MONIQUE SCHAFTER: Her old high school friend, Nik Rieth, now head of installation at the Art Gallery of New South Wales, is helping Theresa prepare for the performance.
NIK RIETH, ART GALLERY OF NSW: It is the feistiness. She's a little uncompromising sometimes. But I get exposed to artists and there's that factor, there's that tangent that's consistent.
ANNE MARSH, VICTORIAN COLLEGE OF THE ARTS: She says it's about her experience of recently having a child, so we could read the woman in the white dress as maybe, you know, the early manifestation of her life and then she has the child and then the creativity starts to burst forth.
MONIQUE SCHAFTER: After an intense 15-minute performance, Theresa is ready to mingle.
Theresa, how are you feeling?
THERESA BYRNES: Awake. Relieved.
MONIQUE SCHAFTER: Theresa dedicated the performance to her three-month-old son, Sparrow, the result of an unplanned pregnancy.

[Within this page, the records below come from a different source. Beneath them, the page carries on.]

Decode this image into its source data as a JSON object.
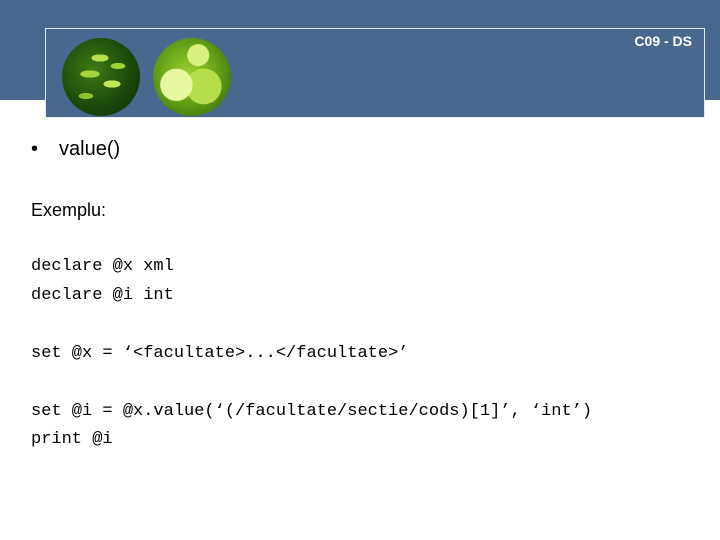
{
  "header": {
    "slide_id": "C09 - DS"
  },
  "images": {
    "left": "fern-leaf-image",
    "right": "green-puzzle-image"
  },
  "content": {
    "bullet_symbol": "•",
    "bullet_text": "value()",
    "example_label": "Exemplu:",
    "code_lines": [
      "declare @x xml",
      "declare @i int",
      "set @x = ‘<facultate>...</facultate>’",
      "set @i = @x.value(‘(/facultate/sectie/cods)[1]’, ‘int’)",
      "print @i"
    ]
  },
  "colors": {
    "header_bg": "#4a6790",
    "header_text": "#ffffff",
    "body_text": "#000000"
  }
}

THERESA BYRNES: There was one condom malfunction in two years with my lover. And bang! I was pregnant. But then I thought, "You know what?: my whole life has been about me making my work. I'm ready to change a little."

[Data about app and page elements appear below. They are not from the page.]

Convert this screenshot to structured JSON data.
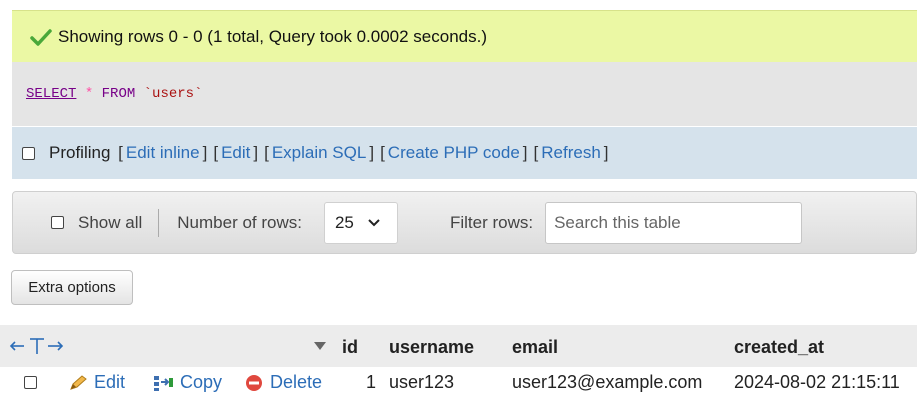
{
  "message": {
    "text": "Showing rows 0 - 0 (1 total, Query took 0.0002 seconds.)",
    "icon": "check-icon",
    "color": "#ebf8a4"
  },
  "sql": {
    "select": "SELECT",
    "star": "*",
    "from": "FROM",
    "table": "`users`"
  },
  "profiling": {
    "label": "Profiling",
    "links": [
      "Edit inline",
      "Edit",
      "Explain SQL",
      "Create PHP code",
      "Refresh"
    ]
  },
  "navigation": {
    "show_all": "Show all",
    "rows_label": "Number of rows:",
    "rows_value": "25",
    "filter_label": "Filter rows:",
    "search_placeholder": "Search this table"
  },
  "extra_options": "Extra options",
  "table": {
    "columns": [
      "id",
      "username",
      "email",
      "created_at"
    ],
    "rows": [
      {
        "actions": [
          "Edit",
          "Copy",
          "Delete"
        ],
        "id": "1",
        "username": "user123",
        "email": "user123@example.com",
        "created_at": "2024-08-02 21:15:11"
      }
    ]
  },
  "colors": {
    "link": "#2c6db7",
    "success_bg": "#ebf8a4",
    "profiling_bg": "#d5e2ec"
  }
}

MONIQUE SCHAFTER: She is raising Sparrow as a single mother with the support of friends, the art community and her mum.
The ABC has documented Theresa's achievements over the years.
THERESA BYRNES (1996): Let's keep on going and solve this problem, so I can get up and walk.
MONIQUE SCHAFTER: Here she is back in 1998, aged 29, 12 years after being diagnosed with Friedreich's ataxia.
THERESA BYRNES (1998): So, it gets worse until you're in a wheelchair, usually by early to mid-20s. Then it continues to get worse until your voice slurs, until you can no longer articulate whatsoever.
MONIQUE SCHAFTER: Today she struggles to get the words out, but has ways around it.
(Janet Clayton slaps Theresa Byrnes' left cheek with her right hand)
What did you do that for, Janet?
JANET CLAYTON, JANET CLAYTON GALLERY: What did I do that for? Oh, it just - it just restarts the vocal cords.
MONIQUE SCHAFTER: Sydney gallery owner Janet Clayton exhibited Theresa's art.
JANET CLAYTON: Theresa's got quite a strong reputation as an artist and she's exhibited for many years in New York and London, Washington and Australia. So the work varies from $800 to over $10,000.
MONIQUE SCHAFTER: But it's her performance work that really grabs attention.
LORRAINE BYRNES, MOTHER: So she's always had this inner strength that if she knows and believes in something, you cannot sway her any other way.
JOE BYRNES, FATHER: No obstacle is large enough to impede her at all. Nothing stops her.
THERESA BYRNES: Not men. Not money. Not disability. Nothing will stop me. I'm getting to the fricking studio and I'm making that painting.
SARAH FERGUSON: Monique Schafter reporting.